At what mile marker of a marathon are you finishing no matter what? Aches. Cramps. Heck, maybe even broken bones. Twenty miles? Twenty-two? Twenty-three? This is where the Mets are with Matt Harvey. They have come so far and through so much with him that it makes no sense to end the marathon now. He is a free agent after the 2018 season. I think he could go 22-0 with a 1.00 ERA and the Mets wouldn’t have him back. But unless they feel he is a totally lost cause, then why not finish the marathon? And why would they have tendered him a contract for 2018 that will cost about $6 million unless they had some hope? The Mets have had greatness one time in Sandy Alderson’s term, when Harvey, Jacob deGrom, Steven Matz and Noah Syndergaard were concurrently healthy to fuel a run to the NL title in 2015. Nothing changes much now. No matter what the Mets do around the edges of the roster — like coming to agreement Wednesday with reliever Anthony Swarzak — they will again be beholden to how much talent and health they can get from their rotation. The surest things — a term you hate to use when it comes to the Mets and, especially, pitching — are deGrom and Syndergaard. Harvey is part of the wild-card group that will determine if the Mets are good enough to play for even, well, the wild card. “The stuff is still there,” new pitching coach Dave Eiland said. “Health is going to be the key. If he stays healthy, then he’s a solid part of the rotation.” A solid part of the rotation is a step or three down from the next Tom Seaver, but where do the Mets sign up for that? The Mets have this going for them: If Harvey is not going to give them his best shape and behavior now, then when? He is entering his walk year and already has crushed the chances of a $200 million free-agent payday with questionable health, poor results and a dubious off-the-field life.

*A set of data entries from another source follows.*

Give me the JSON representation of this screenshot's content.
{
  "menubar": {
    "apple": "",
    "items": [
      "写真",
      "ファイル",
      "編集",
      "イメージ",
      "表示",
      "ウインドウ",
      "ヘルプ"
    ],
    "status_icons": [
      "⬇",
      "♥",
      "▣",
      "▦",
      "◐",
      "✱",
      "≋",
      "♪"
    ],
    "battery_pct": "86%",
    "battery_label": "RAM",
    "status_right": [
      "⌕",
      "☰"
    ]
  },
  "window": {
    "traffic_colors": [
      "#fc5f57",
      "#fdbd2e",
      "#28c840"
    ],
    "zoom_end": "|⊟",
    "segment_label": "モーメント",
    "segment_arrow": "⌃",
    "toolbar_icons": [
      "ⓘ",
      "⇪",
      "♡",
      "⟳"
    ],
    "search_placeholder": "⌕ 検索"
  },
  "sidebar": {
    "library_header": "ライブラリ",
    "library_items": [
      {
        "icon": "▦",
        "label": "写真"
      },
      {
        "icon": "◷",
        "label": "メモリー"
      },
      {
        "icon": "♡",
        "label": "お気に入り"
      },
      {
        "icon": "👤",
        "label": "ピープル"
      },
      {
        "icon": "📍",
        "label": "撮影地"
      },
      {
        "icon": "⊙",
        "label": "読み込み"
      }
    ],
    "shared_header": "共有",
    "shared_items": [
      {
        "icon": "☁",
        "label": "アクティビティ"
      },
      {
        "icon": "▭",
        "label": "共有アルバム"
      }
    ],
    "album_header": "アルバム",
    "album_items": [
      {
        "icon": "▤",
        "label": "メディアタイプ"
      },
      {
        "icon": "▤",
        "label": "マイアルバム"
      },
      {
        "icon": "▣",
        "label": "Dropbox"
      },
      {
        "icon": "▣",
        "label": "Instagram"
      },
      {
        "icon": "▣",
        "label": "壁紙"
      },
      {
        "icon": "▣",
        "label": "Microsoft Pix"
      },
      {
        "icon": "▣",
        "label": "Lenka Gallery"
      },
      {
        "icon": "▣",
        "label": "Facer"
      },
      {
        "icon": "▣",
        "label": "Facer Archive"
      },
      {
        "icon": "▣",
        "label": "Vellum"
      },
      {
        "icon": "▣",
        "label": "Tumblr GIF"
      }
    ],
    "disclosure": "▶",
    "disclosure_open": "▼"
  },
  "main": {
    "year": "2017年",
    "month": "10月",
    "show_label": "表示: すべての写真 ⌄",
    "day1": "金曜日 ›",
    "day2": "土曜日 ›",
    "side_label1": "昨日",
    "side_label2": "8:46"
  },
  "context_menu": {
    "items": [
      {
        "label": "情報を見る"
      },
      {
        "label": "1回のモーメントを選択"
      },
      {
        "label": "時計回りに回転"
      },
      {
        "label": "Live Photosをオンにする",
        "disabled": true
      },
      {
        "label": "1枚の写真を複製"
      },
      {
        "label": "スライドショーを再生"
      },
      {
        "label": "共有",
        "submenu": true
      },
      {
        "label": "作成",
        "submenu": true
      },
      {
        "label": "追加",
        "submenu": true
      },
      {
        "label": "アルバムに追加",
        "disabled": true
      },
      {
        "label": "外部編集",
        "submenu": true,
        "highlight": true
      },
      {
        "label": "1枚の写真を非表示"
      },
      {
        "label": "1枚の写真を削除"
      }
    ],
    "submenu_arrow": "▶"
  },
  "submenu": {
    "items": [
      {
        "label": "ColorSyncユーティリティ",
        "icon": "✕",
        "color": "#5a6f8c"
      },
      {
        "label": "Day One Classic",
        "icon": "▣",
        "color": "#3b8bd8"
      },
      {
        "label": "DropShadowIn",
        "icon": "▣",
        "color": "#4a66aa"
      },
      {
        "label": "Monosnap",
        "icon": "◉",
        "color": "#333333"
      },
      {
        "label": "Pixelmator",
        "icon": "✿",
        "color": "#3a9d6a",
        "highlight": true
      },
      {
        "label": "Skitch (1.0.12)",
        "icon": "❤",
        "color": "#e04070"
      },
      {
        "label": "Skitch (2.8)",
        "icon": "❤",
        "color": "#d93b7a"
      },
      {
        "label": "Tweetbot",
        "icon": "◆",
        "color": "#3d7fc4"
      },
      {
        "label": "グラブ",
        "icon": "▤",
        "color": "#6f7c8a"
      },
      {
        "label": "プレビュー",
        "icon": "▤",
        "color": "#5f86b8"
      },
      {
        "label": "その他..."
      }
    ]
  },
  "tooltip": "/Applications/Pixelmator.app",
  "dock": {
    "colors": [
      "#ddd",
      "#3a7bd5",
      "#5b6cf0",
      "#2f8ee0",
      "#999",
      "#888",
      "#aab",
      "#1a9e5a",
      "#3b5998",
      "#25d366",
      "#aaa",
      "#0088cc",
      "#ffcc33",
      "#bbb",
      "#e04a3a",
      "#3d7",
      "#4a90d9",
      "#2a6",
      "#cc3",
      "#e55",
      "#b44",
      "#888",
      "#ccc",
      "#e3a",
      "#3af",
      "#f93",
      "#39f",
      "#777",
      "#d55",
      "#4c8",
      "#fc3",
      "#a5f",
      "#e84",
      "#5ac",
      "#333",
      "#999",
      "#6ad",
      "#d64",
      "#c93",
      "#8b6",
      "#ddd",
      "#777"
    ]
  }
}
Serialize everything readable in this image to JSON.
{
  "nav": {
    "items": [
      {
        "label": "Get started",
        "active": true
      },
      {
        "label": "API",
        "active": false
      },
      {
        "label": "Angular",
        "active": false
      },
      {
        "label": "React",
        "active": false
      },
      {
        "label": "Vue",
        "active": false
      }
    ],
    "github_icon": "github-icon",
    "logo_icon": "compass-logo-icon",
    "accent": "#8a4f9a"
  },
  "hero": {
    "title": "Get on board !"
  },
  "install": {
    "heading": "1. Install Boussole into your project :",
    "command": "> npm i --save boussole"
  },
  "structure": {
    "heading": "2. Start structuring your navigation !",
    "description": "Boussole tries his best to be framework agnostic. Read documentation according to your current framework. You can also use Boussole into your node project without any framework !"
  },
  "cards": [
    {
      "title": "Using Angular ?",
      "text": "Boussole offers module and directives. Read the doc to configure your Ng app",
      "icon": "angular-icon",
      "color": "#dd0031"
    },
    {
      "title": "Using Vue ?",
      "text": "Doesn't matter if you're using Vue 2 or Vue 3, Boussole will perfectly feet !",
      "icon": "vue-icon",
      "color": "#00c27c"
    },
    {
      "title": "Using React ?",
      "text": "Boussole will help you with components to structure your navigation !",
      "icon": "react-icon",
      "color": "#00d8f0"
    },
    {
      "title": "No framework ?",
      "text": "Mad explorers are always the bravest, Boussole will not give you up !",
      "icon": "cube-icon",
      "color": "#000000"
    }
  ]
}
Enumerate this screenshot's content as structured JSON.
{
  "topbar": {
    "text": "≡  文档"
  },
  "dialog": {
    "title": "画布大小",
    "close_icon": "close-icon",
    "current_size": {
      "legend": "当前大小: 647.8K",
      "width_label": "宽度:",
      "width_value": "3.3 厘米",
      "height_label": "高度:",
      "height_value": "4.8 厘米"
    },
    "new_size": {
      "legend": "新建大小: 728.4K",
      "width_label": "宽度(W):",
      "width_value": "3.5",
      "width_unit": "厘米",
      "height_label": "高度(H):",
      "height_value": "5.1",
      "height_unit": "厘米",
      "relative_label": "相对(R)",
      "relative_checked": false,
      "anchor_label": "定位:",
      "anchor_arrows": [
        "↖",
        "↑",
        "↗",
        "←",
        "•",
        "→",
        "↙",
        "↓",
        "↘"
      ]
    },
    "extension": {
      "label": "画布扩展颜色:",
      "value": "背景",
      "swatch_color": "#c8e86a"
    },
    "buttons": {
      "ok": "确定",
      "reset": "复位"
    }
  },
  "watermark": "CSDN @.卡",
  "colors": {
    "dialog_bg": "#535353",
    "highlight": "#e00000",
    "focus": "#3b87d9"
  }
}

What new Mets regime sees in Matt Harvey for last ride
New York Post | Dec 13